A falling pane of glass from the Four Seasons Hotel and Residences Tuesday caused minor damage to two high-end vehicles, and prompted the temporary closure of Yorkville Avenue. The glass fell from the 53rd floor around 10 a.m., smashing onto the pavement below. No injuries were reported. Toronto police were investigating what might have caused the falling glass, the latest in a string of such incidents in the city core. A number of other falling-glass occurrences in recent months have prompted safety questions, legal action and new provincial building-code rules.
A while back, before what is nostalgically referred to as 'the housing crisis' in our neighbour to the south...and come to think of it...in the British Isles and the European nations, and everywhere else that the banks weren't regulated, I ran around like 'Chicken Little' warning everyone that doom was imminent. I got this impression from the TV shows I was watching at the time. For their escapist value, I was wallowing in various HGTV programs that showed couples with no savings, no assets, and occasionally, no jobs, expressing keen disappointment that the palaces they were checking out didn't have granite countertops in the designer kitchens, double sinks in the master spa bathroom or 'man caves' in the basement..... whatever those are.
(Are they what we used to call Rec Rooms?)
It just seemed to defy common sense that so many people were buying houses with no money down.... Without establishing what we used to call 'equity'.
The hostesses of these programs would say such ridiculous things as:
"Let's see....You have a golden retriever, so you need a large yard, three kids who need a safe cul de sac and good schools, you have no money down, you've been approved for $500,000 by the bank and the government is kicking in another $50,000, so you can offer $750,000 for this shack!"
Or something like that.
Then the couple would sneer at the size of the chandelier or the colour of the walls in the 'great room' and go on to look for something even more expensive. Something slightly 'over their budget'.
And I would shake my head with chagrin.
Hmmm. They don't like to use the nasty word 'foreclosure' on TV.
(I'm surprised no one has come up with a series that follows the former owners as they wander from relatives to motels to the streets for survival. Sounds like a natural).
All this is to say that I was right to be skeptical. And now, I wish to add my voice to the doomsayers who are grumbling about the condo market in our city. Call me Cassandra, if you like, but it just doesn't make common sense to me that it's a good idea for our city to have so many buildings filled with tiny units, bought up by people from very far away as 'investments', who have no intention of living in them, but are hoping to flip them at a profit either before or right after closing.
I also suffer from the misfortune of having had a pretty good liberal arts education which included a brief mention of the Dutch tulip bulb bubble of 1637. I am a big fan of tulips, especially after a recent visit to the annual spring celebration of the flower in Keukenhof, Holland, where you can wander among acres of tulip beds to your heart's content, but if I were living in 17th C. Europe, I don't think I'd have thought it was a good idea to spend over $1000 on one bulb. I would have been right then, and I think I might be right about this little bubble now.

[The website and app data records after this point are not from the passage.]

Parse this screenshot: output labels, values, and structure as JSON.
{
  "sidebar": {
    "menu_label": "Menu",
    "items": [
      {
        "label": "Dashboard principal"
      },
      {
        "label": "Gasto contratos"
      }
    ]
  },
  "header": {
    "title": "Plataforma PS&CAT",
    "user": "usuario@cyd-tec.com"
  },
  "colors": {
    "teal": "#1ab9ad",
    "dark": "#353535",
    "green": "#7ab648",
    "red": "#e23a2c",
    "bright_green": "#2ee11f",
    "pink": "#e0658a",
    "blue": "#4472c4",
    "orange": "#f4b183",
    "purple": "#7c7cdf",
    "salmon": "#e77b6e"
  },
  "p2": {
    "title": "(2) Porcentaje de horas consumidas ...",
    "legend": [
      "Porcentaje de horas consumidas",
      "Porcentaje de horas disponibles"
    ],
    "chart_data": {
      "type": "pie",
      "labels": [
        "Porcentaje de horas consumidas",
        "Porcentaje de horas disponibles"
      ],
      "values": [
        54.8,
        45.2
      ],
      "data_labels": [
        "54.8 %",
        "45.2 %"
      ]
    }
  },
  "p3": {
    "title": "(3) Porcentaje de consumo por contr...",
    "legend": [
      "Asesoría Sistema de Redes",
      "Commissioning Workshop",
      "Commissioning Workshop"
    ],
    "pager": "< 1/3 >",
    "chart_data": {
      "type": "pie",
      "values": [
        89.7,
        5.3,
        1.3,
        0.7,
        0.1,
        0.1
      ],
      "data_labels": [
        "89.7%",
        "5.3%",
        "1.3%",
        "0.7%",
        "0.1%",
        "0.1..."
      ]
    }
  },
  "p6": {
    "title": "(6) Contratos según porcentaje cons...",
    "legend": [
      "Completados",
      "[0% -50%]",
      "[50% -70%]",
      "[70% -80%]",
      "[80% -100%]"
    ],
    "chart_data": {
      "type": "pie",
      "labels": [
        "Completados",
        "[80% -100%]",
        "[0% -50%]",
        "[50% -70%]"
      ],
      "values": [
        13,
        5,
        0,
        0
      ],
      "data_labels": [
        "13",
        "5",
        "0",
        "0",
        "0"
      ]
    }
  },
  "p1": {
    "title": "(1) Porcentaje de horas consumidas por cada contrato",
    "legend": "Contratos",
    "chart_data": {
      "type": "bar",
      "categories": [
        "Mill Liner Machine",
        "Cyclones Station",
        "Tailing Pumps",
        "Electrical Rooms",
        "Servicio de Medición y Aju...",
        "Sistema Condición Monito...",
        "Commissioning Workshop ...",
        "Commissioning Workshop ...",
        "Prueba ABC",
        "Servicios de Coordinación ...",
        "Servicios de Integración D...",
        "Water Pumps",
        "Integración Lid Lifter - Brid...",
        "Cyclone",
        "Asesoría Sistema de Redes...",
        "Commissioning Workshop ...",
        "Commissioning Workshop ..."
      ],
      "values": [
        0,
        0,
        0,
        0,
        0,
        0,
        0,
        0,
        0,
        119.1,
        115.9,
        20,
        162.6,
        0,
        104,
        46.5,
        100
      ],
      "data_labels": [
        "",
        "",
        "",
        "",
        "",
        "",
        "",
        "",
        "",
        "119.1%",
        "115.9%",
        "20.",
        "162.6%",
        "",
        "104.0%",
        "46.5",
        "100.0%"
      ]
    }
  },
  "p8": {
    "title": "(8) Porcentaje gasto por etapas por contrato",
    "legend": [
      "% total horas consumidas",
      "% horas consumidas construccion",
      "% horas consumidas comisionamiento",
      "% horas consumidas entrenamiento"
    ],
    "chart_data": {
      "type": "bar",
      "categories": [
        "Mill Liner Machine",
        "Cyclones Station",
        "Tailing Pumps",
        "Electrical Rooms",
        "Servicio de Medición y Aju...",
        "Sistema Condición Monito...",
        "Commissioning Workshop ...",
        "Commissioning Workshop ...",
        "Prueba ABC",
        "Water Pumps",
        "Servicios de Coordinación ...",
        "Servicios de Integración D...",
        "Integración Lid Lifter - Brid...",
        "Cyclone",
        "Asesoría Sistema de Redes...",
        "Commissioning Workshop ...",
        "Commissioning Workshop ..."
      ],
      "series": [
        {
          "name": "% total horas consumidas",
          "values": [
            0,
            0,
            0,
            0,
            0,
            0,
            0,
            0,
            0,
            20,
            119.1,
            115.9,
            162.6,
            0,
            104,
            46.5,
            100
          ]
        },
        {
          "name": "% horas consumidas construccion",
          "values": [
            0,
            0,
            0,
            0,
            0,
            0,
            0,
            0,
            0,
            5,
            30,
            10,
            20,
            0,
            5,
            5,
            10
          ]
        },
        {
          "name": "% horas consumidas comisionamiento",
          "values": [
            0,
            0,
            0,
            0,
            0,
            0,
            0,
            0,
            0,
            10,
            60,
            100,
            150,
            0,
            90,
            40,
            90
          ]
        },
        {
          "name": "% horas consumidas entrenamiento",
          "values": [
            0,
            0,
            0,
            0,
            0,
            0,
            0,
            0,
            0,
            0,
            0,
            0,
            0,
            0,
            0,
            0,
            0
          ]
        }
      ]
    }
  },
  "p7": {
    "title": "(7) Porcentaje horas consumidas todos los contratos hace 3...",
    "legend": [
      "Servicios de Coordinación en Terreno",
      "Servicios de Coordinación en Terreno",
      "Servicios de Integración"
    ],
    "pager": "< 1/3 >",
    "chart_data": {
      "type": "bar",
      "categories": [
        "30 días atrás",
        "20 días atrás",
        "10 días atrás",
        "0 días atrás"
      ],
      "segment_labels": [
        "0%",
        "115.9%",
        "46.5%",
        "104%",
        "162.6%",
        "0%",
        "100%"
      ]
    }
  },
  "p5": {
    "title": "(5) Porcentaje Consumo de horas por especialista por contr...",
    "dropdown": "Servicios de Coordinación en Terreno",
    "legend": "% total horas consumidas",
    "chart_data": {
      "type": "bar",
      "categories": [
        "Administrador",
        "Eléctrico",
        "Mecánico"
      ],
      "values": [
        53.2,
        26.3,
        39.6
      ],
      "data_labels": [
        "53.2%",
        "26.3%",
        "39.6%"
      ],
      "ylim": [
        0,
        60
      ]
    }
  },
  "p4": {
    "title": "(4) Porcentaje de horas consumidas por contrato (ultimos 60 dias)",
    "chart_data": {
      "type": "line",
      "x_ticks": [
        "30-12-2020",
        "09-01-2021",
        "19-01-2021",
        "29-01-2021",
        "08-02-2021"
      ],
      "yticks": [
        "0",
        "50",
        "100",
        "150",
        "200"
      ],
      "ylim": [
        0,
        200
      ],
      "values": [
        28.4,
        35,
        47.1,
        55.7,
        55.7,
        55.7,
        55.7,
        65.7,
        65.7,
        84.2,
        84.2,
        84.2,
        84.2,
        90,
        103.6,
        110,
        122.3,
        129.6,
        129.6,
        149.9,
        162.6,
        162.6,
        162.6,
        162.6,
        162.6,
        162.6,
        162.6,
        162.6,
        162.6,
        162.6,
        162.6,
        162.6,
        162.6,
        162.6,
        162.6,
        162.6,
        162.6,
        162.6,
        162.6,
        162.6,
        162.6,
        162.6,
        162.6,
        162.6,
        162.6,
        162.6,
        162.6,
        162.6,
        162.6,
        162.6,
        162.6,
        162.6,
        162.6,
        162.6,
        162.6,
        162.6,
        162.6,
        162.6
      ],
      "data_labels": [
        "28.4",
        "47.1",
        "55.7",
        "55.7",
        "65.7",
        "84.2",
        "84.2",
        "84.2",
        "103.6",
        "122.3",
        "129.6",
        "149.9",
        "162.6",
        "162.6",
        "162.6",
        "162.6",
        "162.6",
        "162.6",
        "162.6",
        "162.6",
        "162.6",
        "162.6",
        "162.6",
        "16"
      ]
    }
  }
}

I, myself, have lived in three, count 'em, three, condos in my tenure here on the planet, so I know a little whereof I speak. While it's true, my experience is limited to townhouse developments, the arrangements are pretty much similar to high rise units. Condos are run by relatively active member-elected boards and 'managed' by companies who are just recently being regulated and whose 'managers' are finally being required to be certified. I've been very lucky in that department, but others I know of, not so much. There have been recent reports of boards deciding to cut costs by closing perks like pools, or, at the other extreme, assessing owners for lavish lobby upgrades. Some are too lax, others, too fascistic. You never know.
Condo developments are not just tall buildings. They are communities, if you will. And communities are made up of people. People who live there and make important decisions about matters, like what to do with the often exorbitant 'fees' that are collected each month, if they are, indeed, collected.
It's sometimes difficult to get them from absentee or bankrupt owners and investors (just ask people who own condos in Florida after the recent upheavals). And then, what?
How would you like to find a drug den or grow-op in the unit next to yours?
Possibly even worse, I once looked at a unit in new luxury building on a floor that had recently 'opened up' for sale because the private boys' school across the street had reneged on its deal to buy two floors for student residences. I didn't notice this arrangement outlined in the fancy sales brochure when I first looked at the building. Two floors of 'dormed' male high school kids in a luxury condo.
Sounds like such a good idea!
The residents can't all be in Florida. In August.
(For your enjoyment, I am using the popular technique, employed by the mainstream media, of illustrating depressing content with gorgeous pictures, so you won't notice the negative message).